Change is occurring rapidly in 2020, and leaders are faced with the challenge of a pandemic as well as social and political change with a goal of continued monumental positive change. A resident of Minneapolis Dr. Christina Boyd-Smith, an executive coach, shared her insights surrounding the social movement in her home city, as well as provided tips for finding happiness in your authentic self.
“In the world of leadership, I hold that everyone's a leader, that you do not need to have an official title as vice president, or director, or manager in order to be a leader. You can be a leader from your chair in a room.”(Dr. Boyd-Smith)
Dr. Boyd-Smith believes that moments like we are going through now as a global community are providing opportunities for people to shape themselves as leaders. People who historically haven’t had their voices heard have found a platform and an audience in our current circumstances. Young people and minorities can make significant changes through their actions and words. She applauded the bravery of these individuals and groups coming together to propel society forward to a more inclusive and accepting community. Co-host Cream Pepito added her thoughts: “when we talked about diversity, [it is important to ensure] that everyone is heard, especially in the corporate setting.” She explained that diversity in the workplace is not just good for business it is the right thing to do.
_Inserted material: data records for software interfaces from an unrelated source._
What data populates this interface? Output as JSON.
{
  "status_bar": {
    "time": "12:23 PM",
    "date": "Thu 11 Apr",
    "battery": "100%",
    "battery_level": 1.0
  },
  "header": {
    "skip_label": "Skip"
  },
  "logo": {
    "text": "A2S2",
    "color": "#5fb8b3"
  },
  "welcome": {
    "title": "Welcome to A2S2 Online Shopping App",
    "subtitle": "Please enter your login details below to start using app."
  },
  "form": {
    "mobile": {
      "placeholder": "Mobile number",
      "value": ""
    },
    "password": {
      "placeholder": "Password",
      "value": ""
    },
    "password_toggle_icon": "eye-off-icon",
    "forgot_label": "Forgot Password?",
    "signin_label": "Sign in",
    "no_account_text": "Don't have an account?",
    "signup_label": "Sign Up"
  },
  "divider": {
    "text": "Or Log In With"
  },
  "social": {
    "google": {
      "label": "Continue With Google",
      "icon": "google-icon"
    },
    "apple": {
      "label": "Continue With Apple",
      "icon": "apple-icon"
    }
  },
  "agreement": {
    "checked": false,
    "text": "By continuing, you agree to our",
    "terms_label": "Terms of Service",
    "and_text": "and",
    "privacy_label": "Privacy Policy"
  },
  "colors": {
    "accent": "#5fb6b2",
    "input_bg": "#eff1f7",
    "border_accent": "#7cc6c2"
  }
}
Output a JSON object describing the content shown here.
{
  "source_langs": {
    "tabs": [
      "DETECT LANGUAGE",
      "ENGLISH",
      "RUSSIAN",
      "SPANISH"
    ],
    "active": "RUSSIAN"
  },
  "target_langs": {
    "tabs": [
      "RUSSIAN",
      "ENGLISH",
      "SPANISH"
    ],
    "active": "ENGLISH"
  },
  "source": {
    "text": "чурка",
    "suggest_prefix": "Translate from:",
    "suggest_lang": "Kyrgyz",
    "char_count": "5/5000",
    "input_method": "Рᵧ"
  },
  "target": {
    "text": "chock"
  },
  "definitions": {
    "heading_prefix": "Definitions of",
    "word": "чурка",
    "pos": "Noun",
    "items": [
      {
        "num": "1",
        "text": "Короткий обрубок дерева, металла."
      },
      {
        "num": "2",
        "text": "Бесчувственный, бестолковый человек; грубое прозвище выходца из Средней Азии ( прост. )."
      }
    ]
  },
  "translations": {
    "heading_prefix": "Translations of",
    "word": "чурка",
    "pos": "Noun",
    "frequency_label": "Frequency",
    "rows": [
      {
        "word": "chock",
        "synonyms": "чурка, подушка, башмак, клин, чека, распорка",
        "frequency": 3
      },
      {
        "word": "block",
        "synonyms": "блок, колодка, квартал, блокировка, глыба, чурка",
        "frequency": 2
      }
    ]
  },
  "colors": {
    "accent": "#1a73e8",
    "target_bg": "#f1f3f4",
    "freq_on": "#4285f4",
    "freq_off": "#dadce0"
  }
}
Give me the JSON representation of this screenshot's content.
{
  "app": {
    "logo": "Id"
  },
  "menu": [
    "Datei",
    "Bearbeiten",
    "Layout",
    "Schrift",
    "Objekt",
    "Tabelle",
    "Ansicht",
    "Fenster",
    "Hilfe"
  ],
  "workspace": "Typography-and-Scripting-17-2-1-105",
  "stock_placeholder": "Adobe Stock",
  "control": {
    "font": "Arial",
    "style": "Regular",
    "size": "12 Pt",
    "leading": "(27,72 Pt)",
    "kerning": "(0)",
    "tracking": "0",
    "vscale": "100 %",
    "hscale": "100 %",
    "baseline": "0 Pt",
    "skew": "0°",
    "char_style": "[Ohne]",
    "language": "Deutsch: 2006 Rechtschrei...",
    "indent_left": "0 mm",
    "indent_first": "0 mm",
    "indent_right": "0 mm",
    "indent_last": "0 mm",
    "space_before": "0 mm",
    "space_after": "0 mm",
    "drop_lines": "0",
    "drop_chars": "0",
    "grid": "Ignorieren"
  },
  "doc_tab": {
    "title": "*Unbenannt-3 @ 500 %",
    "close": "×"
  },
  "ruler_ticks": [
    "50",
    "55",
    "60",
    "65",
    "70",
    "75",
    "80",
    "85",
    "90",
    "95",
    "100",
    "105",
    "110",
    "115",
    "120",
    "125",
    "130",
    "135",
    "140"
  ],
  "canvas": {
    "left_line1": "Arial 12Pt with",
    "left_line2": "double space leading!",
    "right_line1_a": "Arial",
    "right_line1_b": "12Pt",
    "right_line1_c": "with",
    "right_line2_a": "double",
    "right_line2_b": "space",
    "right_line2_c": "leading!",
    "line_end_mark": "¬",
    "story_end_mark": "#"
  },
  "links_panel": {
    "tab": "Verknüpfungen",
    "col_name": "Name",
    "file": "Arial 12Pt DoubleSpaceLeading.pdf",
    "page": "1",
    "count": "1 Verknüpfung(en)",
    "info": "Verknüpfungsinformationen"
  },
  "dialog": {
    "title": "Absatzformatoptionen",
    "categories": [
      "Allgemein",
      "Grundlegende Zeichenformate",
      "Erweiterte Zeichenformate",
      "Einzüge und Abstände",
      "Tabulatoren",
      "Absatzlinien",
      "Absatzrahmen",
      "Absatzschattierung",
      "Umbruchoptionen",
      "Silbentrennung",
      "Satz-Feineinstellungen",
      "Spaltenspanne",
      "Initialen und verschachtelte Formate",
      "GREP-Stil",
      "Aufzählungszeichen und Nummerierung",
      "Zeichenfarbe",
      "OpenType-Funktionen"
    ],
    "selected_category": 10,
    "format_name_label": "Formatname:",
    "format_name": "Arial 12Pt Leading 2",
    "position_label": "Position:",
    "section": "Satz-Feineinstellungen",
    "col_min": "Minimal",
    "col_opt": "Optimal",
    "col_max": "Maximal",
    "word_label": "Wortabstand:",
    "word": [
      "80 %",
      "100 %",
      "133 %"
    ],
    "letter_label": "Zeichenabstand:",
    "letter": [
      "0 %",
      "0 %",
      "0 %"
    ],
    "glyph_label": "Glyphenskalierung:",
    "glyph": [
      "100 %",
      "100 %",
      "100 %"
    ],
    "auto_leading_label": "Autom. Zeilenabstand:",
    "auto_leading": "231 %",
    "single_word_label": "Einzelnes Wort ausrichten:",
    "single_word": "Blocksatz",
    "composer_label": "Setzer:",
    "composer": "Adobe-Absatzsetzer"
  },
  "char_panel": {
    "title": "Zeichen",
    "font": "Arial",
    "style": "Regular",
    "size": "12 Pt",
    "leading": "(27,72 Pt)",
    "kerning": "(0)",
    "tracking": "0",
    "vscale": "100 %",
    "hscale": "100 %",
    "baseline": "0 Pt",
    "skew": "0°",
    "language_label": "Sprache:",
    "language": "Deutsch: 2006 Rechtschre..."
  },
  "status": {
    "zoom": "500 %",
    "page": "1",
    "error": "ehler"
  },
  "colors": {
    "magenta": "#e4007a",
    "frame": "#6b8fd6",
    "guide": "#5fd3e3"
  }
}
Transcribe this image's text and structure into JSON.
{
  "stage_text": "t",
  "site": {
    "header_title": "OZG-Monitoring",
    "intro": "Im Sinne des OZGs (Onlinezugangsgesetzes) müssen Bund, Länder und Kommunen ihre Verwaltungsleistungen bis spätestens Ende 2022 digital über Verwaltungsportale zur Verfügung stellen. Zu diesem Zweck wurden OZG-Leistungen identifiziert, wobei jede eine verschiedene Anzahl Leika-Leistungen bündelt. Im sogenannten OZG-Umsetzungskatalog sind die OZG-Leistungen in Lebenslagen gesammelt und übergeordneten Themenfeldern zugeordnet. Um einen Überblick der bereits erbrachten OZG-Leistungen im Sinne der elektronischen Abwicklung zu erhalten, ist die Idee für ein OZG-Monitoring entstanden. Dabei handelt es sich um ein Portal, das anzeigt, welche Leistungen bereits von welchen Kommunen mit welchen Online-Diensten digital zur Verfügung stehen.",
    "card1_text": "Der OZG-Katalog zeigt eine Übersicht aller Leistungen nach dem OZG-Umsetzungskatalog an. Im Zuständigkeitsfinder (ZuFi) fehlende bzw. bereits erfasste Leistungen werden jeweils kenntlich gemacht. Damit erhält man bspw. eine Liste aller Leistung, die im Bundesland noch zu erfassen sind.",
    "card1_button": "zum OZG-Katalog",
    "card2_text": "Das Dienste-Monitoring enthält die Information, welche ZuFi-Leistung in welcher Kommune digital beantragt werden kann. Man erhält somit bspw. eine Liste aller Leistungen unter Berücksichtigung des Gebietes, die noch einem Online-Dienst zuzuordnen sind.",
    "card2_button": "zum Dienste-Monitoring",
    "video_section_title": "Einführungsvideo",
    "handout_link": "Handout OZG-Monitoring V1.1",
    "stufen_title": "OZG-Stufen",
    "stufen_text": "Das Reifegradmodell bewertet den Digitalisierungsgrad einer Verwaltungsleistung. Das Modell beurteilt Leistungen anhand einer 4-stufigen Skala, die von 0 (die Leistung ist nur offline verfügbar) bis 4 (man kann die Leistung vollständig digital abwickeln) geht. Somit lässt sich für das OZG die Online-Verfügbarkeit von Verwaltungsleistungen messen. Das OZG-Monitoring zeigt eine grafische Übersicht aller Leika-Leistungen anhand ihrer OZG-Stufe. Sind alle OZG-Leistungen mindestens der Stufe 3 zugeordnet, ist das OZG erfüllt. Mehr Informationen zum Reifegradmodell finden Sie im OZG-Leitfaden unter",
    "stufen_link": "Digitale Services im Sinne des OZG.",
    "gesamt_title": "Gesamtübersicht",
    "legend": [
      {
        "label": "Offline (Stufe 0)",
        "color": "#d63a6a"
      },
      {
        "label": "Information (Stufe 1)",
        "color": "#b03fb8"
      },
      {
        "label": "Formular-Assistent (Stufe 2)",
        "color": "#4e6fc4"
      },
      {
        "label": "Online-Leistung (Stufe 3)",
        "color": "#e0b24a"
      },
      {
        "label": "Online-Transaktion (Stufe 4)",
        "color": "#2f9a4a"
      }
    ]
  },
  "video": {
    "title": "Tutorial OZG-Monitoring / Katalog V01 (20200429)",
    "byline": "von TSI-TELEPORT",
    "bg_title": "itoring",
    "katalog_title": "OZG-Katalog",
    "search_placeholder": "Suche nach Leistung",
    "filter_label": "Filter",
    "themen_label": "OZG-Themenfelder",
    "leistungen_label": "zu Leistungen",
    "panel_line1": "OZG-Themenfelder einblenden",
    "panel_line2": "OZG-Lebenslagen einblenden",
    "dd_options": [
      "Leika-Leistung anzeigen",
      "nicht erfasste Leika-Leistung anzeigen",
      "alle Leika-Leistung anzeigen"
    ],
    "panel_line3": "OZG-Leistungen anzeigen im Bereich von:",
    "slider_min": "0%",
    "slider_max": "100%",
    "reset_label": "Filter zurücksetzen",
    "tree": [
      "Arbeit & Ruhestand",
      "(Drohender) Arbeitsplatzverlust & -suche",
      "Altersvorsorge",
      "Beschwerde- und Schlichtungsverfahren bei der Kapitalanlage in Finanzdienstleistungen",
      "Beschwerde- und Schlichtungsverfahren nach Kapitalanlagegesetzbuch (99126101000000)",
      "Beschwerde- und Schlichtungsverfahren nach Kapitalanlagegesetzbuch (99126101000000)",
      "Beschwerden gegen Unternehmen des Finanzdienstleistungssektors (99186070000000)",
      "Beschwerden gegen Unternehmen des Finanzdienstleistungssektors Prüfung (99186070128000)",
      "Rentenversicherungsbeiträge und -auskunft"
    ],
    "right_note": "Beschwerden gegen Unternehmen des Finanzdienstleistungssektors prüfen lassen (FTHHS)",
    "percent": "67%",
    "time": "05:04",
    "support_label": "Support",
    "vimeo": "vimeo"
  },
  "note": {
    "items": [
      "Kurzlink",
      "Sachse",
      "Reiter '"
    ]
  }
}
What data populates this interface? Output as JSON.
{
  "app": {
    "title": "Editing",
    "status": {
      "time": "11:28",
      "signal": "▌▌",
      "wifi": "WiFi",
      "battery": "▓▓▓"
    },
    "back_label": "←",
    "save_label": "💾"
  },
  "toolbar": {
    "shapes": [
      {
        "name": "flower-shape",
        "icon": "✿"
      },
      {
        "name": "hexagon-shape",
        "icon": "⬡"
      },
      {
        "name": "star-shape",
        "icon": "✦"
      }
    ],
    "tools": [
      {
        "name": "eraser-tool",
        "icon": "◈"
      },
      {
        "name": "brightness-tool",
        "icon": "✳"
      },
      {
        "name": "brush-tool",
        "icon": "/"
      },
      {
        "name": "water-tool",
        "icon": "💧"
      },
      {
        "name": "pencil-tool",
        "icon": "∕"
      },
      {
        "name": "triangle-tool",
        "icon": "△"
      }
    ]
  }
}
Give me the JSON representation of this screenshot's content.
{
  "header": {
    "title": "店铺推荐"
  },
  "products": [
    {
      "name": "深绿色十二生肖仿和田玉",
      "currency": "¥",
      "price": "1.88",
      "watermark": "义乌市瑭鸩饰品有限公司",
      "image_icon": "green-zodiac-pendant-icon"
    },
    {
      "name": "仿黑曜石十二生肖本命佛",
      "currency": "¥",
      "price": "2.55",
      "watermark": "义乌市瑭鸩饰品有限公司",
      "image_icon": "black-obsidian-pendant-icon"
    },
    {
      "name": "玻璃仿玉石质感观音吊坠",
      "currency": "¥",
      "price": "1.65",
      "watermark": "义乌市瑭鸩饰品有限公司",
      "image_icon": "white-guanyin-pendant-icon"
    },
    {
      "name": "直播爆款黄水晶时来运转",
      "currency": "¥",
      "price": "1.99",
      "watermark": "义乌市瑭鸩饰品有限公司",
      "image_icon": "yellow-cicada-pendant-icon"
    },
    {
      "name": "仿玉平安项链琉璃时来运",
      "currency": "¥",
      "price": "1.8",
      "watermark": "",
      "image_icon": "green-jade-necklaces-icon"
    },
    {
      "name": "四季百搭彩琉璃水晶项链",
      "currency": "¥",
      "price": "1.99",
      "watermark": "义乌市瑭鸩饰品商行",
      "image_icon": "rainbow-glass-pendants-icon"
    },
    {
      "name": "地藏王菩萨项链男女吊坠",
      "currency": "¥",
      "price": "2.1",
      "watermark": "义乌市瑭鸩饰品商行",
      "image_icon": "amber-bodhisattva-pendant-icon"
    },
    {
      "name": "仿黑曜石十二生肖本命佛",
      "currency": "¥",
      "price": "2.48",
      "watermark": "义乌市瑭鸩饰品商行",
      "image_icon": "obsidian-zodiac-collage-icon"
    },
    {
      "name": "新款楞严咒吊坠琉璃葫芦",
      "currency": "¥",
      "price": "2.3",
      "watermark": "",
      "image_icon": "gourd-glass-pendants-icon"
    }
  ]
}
Dr. Boyd-Smith also shared how being one’s authentic self in the workplace can bring happiness and a revived passion for going to work. When individuals hide themselves to assimilate to the work culture, they may find it manifests in anxiety and depression towards work itself. The topic of being an authentic self at work is a popular one. The recurring theme of multiple writers and Dr. Boyd-Smith is courage. The more authentic people become the happier they are in their corporate jobs. However, it takes courage to be true to one’s self. Due to societal norms, authenticity also creates “much more risk for some people than others,” to be their authentic selves (Rex, 2019). A Forbes article outlined ways to think about self-authenticity in the workplace. One of the ideas shared echoed Dr. Boyd-Smith, with the idea that being authentic serves one’s self and others. However, the article warns it is important to remember interpersonal awareness and to use judgment.
Overall, creating change or being an authentic representation of one’s self takes courage. Courage in business is described in an HBR article as “a special kind of calculated risk-taking. People who become good leaders have a greater than average willingness to make bold moves, but they strengthen their chances of success—and avoid career suicide—through careful deliberation and preparation,” (Reardon, 2007). Whether a person is striving to make a social difference with their business or stand up for themselves it takes courageous leadership. As 2020 continues we all need to remember that we all have a voice and can channel courage to make a change for the better.
Boyd-Smith, Dr. Christina. (2020). Hashtag Midwest Transcript. https://hashtagmidwest.simplecast.com/episodes/leadership-courage-and-creating-capacity-for-change
Reardon, Kathleen K. (2007). Courage as a Skill. Harvard Business Review. Retrieved from https://hbr.org/2007/01/courage-as-a-skill
Rex, John. (2019). Authenticity At Work: Is There Such A Thing As ‘Too Real?’
Rosh, Lisa & Offerman, Lynn. (2013). Be Yourself, but Carefully. Harvard Business Review. Retrieved from https://hbr.org/2013/10/be-yourself-but-carefully